I woke up today in a sea emotions as the realization that the genius of Robin Williams has left us. As a recovering addict and someone who has struggled with the depths of depression, the news of another celebrity's death leaves me feeling both terrified and furious. Until you’ve waded through the waters of dark depression, you’ll never realize what a razor-thin line separates our stability and fragile mental health. Whenever I see an active addict slumped over in an alleyway, or see someone with obvious mental health issues being ostracized on the subway, I quietly remind myself, “There but for the grace of God, go I.”
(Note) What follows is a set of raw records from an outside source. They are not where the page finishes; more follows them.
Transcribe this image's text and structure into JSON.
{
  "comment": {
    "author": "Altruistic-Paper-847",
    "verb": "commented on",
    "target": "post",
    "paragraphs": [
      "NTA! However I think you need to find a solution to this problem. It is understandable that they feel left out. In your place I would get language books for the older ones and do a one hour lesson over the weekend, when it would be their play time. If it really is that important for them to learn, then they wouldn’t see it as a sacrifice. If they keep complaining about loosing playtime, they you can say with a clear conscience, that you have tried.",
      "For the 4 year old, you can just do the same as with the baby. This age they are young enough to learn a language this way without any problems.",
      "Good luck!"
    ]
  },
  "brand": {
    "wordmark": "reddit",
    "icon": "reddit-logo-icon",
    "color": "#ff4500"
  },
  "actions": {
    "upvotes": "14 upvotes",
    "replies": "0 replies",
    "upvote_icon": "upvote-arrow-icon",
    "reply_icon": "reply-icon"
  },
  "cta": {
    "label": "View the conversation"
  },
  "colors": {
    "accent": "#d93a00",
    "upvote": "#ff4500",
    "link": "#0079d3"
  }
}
I think one of the most telling lines from Robin Williams was when he said: “Comedy is acting out optimism.” I don’t think there is an addict out there, either in recovery or still using, who doesn’t identify with that sentiment. We all have our own reasons for numbing our demons with drug or alcohol, but behind each addict’s behaviour lies an individual struggling to find the “optimism” in reality. When we see a celebrity like Robin Williams, who appears to have everything going for him and adored by so many, we scratch our heads and wonder how he could possibly feel such despair. What we fail to realize is that drugs and alcohol can not selectively numb out only the bad feelings—they also erect a barrier to keep out all of the love and support around the addict.
For me, it was always a pointless debate about what comes first, the depression or the addiction. When I was in the throes of my depression about 18 years ago, it felt as though everyone and everything around me was moving at a different speed from me. I was bouncing around the mental health profession trying to find a quick fix out of this hell. I was introduced to the pharmacological world of antidepressants and their unsavoury side-effects that are rarely talked about—cold sweats, loss of sex drive, bloating, pounding headaches, loss of appetite. You’re left wondering if the cure is worse than the disease. I was eventually diagnosed with bi-polar disorder and was put on lithium as a mood stabilizer. I felt like I was walking around in a rubber body-suit in a total haze. Yes, I wasn’t suicidal anymore, but I felt absolutely nothing. I can remember having no emotional response as I had discussions with my wife, who said I needed to get some help or she would take our son and leave.
I am alive today, and sitting down in front of this computer writing for one reason, and one reason only—my wife stood beside me when I directly, or through my behaviour, had pushed everyone else away. I’m now 17 years clean and sober, and I’m no longer on any depression medication. Those who know me understand that I don’t take my mental health or sobriety for granted. Some days are easier than others, but every morning I need to commit to living another day on life’s terms. People often tell me how much they admire my courage and determination for facing these issues head on. Let me be clear about one thing—The real heroes are the people like my wife who stand beside the addicts and those struggling with depression and other mental health issues. Depression and addiction are ugly, messy, and cause immense pain and collateral damage to all the lives they touch.
If you know someone struggling today, simply be there for that person. Offer your unconditional love and hold onto the faith that behind the struggle lies beauty. There is no doubt we will all miss the comic genius of Robin Williams, but I invite you to see this tragedy as an opportunity to look around you and reach out to someone in your life who feels alone, ashamed, and lost.